I am delighted, honoured, and a little scared to serve as the chair of the TEI Board for the next two years. There is no doubt that my technical qualifications for this job are much lower than those of my predecessors. Not much can be said in favour of that lack except that it may give me a good feeling for the things that go without saying within the TEI but need a lot of saying and explaining outside it. And "preaching among the heathens" may be the most important challenge for the TEI in the years to come.
I look forward to meeting with the TEI Council at its April meeting in Chicago and to meeting many of you in Würzburg. Between now and then a lot of organizational and financial questions need addressing if the technical and scholarly work of the TEI over the next decade is to build on its very substantial achievements over the past quarter century.
We have a new and thoughtfully designed set of bylaws, but like all other things in life, bylaws do not implement themselves without attentive energy. Under the new bylaws we will move from an environment in which the TEI had four anchors or host institutions to an environment in which it will rely on "partner" institutions whose number and contributions remain to be worked out.
This is a good place to say a very emphatic Thank You to the American, Canadian, English, French, and Norwegian host institutions without whose administrative, financial, and intellectual contributions (both philological and technical) the TEI would not be what it is today. Thank you Bergen, Brown, Lethbridge, Nancy, Oxford, and Virginia. You have set a high standard for the partner institutions to meet, and I hope that some of you will be among the new partners.
The student loan office at Indiana University (when I was there in the early sixties) greeted its visitors with an inscription that went something like "Money may not be everything, but it is way ahead of whatever comes next" (The university library next door quoted Milton about a book being the precious life blood of a master spirit). Money will be a big challenge for the TEI. Not only is less of it going around everywhere, but there is much less of it going around among the North American research libraries whose generous membership fees have provided half or more of the revenue for the TEI. It will take energy and imagination to maintain an adequate level of funding and broaden its base.
Easier said than done, but we will be helped by two newly elected members of the board, Marin Dacos (http://cleo.cnrs.fr/143) and John Walsh. Welcome to both of them.

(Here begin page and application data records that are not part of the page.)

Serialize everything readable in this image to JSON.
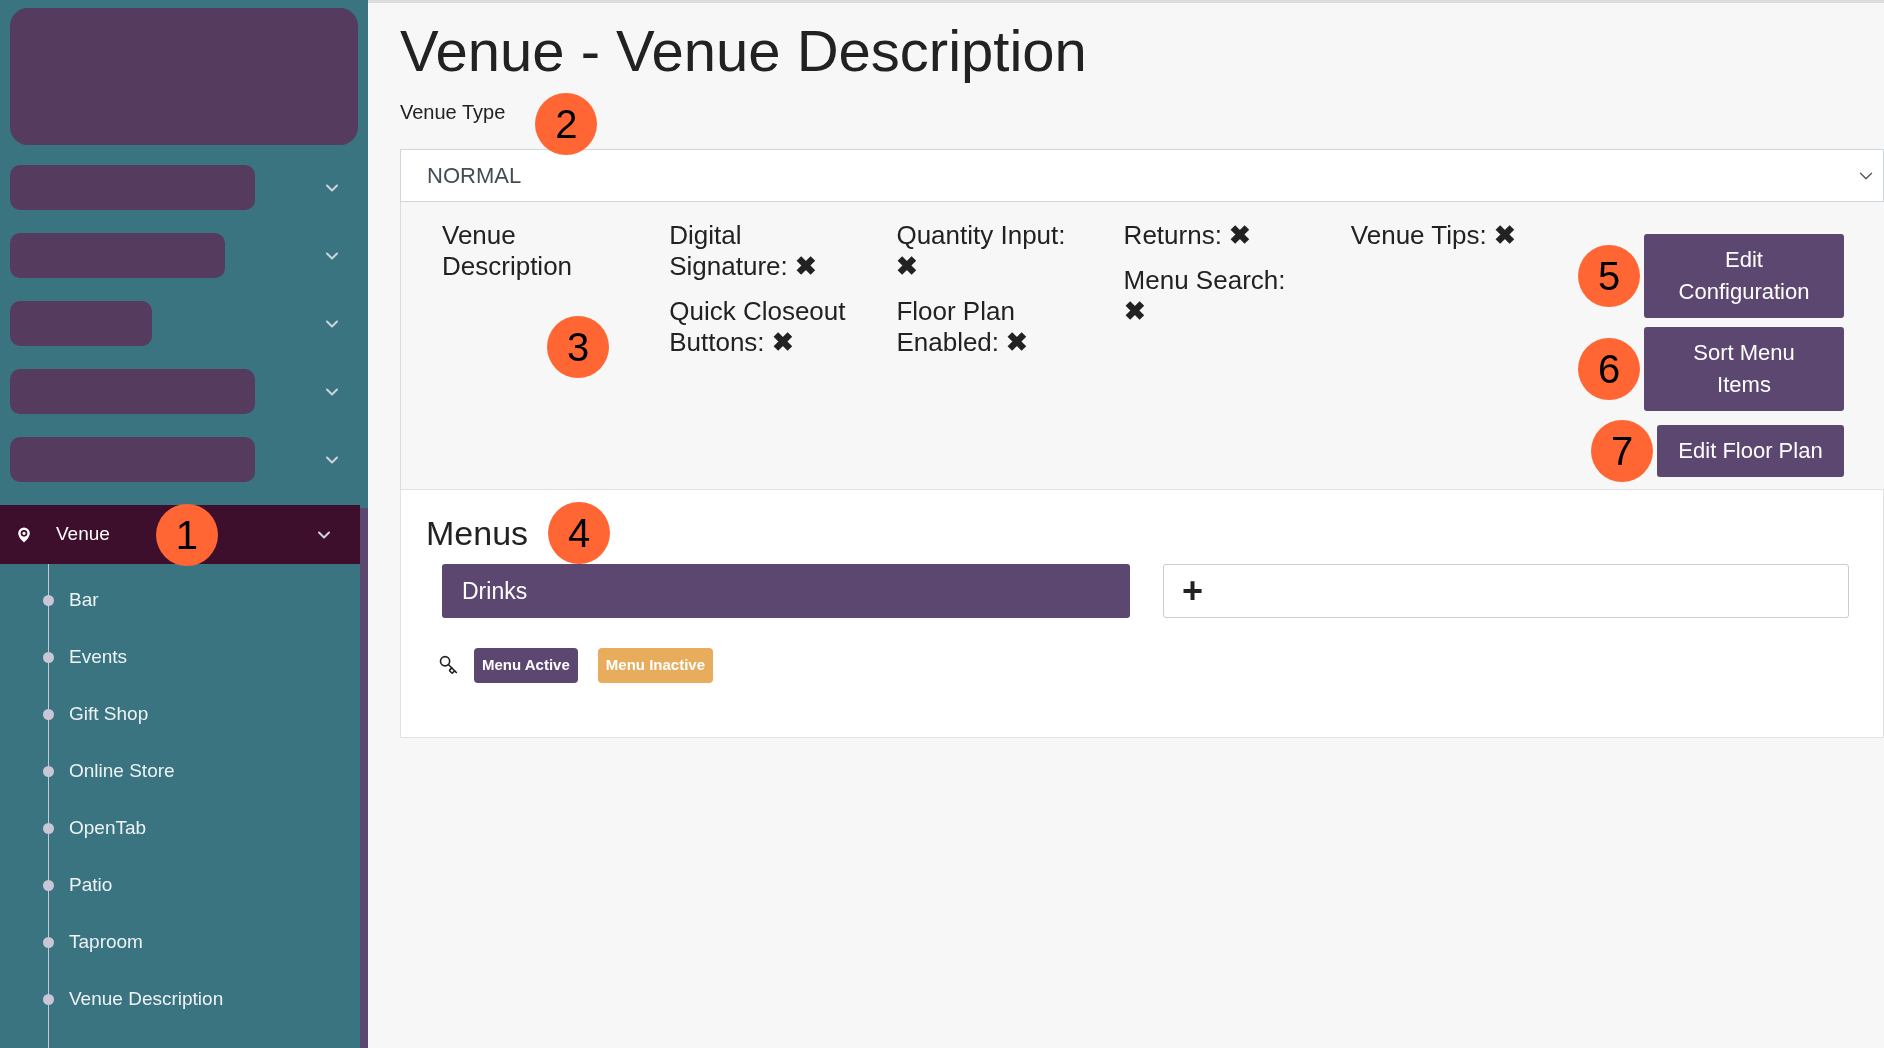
{
  "sidebar": {
    "groups": [
      {
        "kind": "logo"
      },
      {
        "kind": "redacted"
      },
      {
        "kind": "redacted"
      },
      {
        "kind": "redacted"
      },
      {
        "kind": "redacted"
      },
      {
        "kind": "redacted"
      },
      {
        "kind": "item",
        "label": "Venue",
        "expanded": true,
        "selected": true,
        "children": [
          {
            "label": "Bar",
            "selected": false
          },
          {
            "label": "Events",
            "selected": false
          },
          {
            "label": "Gift Shop",
            "selected": false
          },
          {
            "label": "Online Store",
            "selected": false
          },
          {
            "label": "OpenTab",
            "selected": false
          },
          {
            "label": "Patio",
            "selected": false
          },
          {
            "label": "Taproom",
            "selected": false
          },
          {
            "label": "Venue Description",
            "selected": false
          }
        ]
      }
    ]
  },
  "page": {
    "title": "Venue - Venue Description"
  },
  "venue_type": {
    "label": "Venue Type",
    "value": "NORMAL"
  },
  "settings": {
    "columns": [
      [
        {
          "label": "Venue Description"
        }
      ],
      [
        {
          "label": "Digital Signature:",
          "mark": "✖"
        },
        {
          "label": "Quick Closeout Buttons:",
          "mark": "✖"
        }
      ],
      [
        {
          "label": "Quantity Input:",
          "mark": "✖"
        },
        {
          "label": "Floor Plan Enabled:",
          "mark": "✖"
        }
      ],
      [
        {
          "label": "Returns:",
          "mark": "✖"
        },
        {
          "label": "Menu Search:",
          "mark": "✖"
        }
      ],
      [
        {
          "label": "Venue Tips:",
          "mark": "✖"
        }
      ]
    ],
    "buttons": [
      "Edit Configuration",
      "Sort Menu Items",
      "Edit Floor Plan"
    ]
  },
  "menus": {
    "title": "Menus",
    "items": [
      {
        "label": "Drinks"
      }
    ],
    "add_symbol": "+",
    "legend": [
      {
        "label": "Menu Active",
        "color": "#5c4770"
      },
      {
        "label": "Menu Inactive",
        "color": "#e8ad5c"
      }
    ]
  },
  "callouts": [
    "1",
    "2",
    "3",
    "4",
    "5",
    "6",
    "7"
  ]
}
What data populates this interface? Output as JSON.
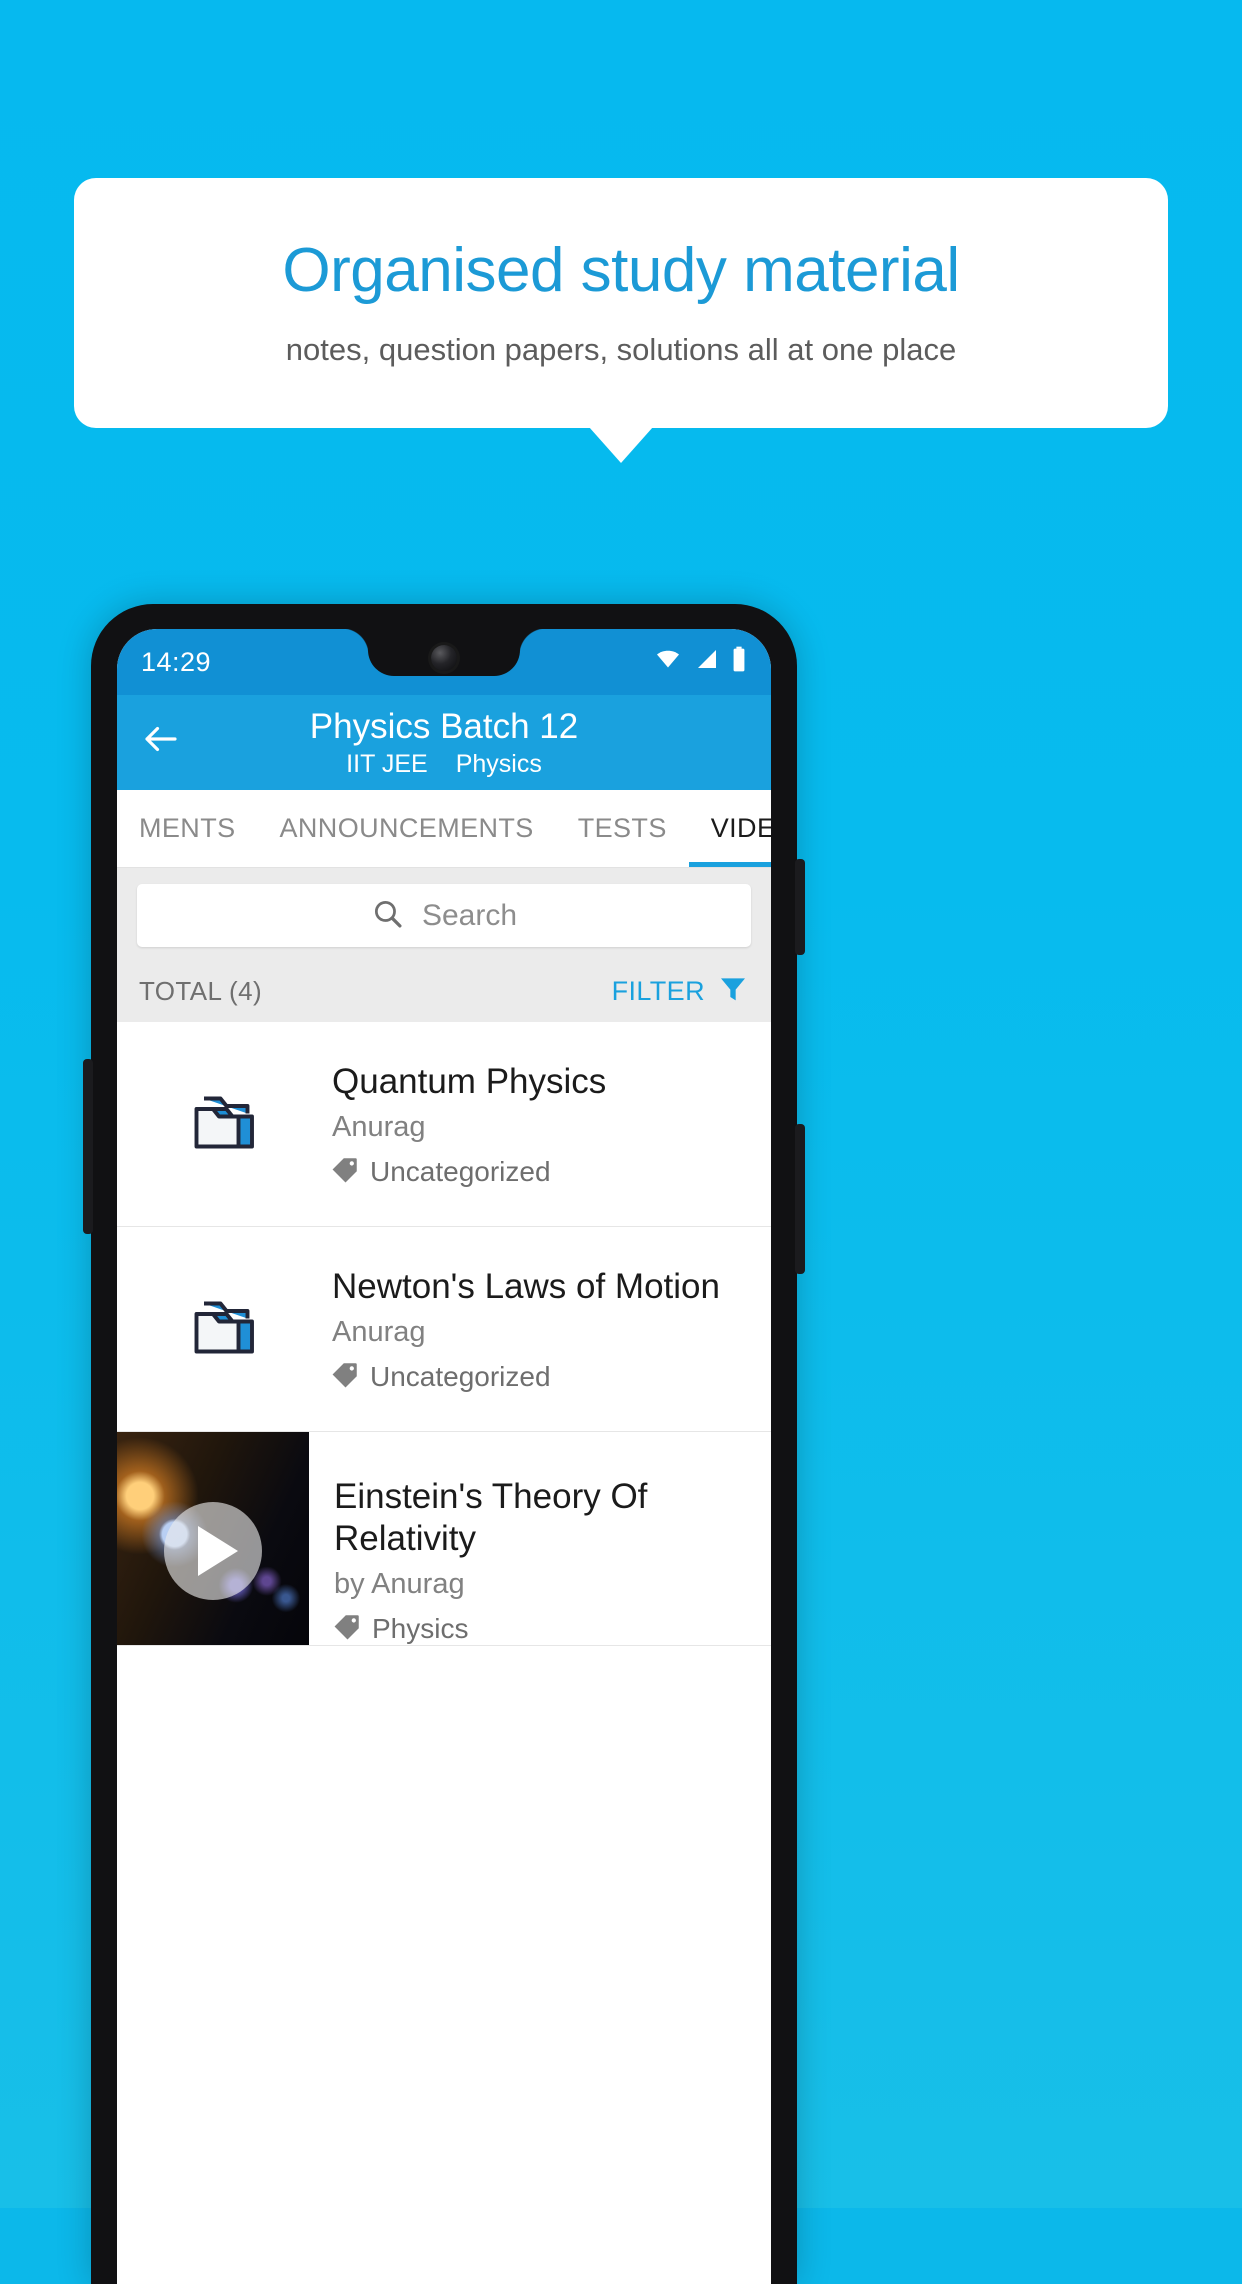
{
  "promo": {
    "title": "Organised study material",
    "subtitle": "notes, question papers, solutions all at one place",
    "accent_color": "#1c9ad6",
    "background_color": "#06b9ef"
  },
  "phone": {
    "status_bar": {
      "time": "14:29",
      "icons": [
        "wifi-icon",
        "signal-icon",
        "battery-icon"
      ],
      "background_color": "#1190d4"
    },
    "app_bar": {
      "back_icon": "back-arrow-icon",
      "title": "Physics Batch 12",
      "exam": "IIT JEE",
      "subject": "Physics",
      "background_color": "#1aa1de"
    },
    "tabs": [
      {
        "label": "MENTS",
        "active": false
      },
      {
        "label": "ANNOUNCEMENTS",
        "active": false
      },
      {
        "label": "TESTS",
        "active": false
      },
      {
        "label": "VIDEOS",
        "active": true
      }
    ],
    "search": {
      "icon": "search-icon",
      "placeholder": "Search",
      "value": ""
    },
    "meta": {
      "total_label": "TOTAL (4)",
      "filter_label": "FILTER",
      "filter_icon": "filter-funnel-icon"
    },
    "list": [
      {
        "type": "folder",
        "icon": "folder-icon",
        "title": "Quantum Physics",
        "author": "Anurag",
        "tag_icon": "tag-icon",
        "tag": "Uncategorized"
      },
      {
        "type": "folder",
        "icon": "folder-icon",
        "title": "Newton's Laws of Motion",
        "author": "Anurag",
        "tag_icon": "tag-icon",
        "tag": "Uncategorized"
      },
      {
        "type": "video",
        "icon": "play-icon",
        "title": "Einstein's Theory Of Relativity",
        "author": "by Anurag",
        "tag_icon": "tag-icon",
        "tag": "Physics"
      }
    ]
  }
}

Finally, on behalf of the Board, the Council, all the subscribers to the TEI-list, not to speak of all the scholars and students who benefit from the work of the TEI (even and especially if they have no idea what it is or does), let me express our collective thanks to Daniel O'Donnell for his vigorous and imaginative leadership over the course of the past four years.
Professor of English and Classics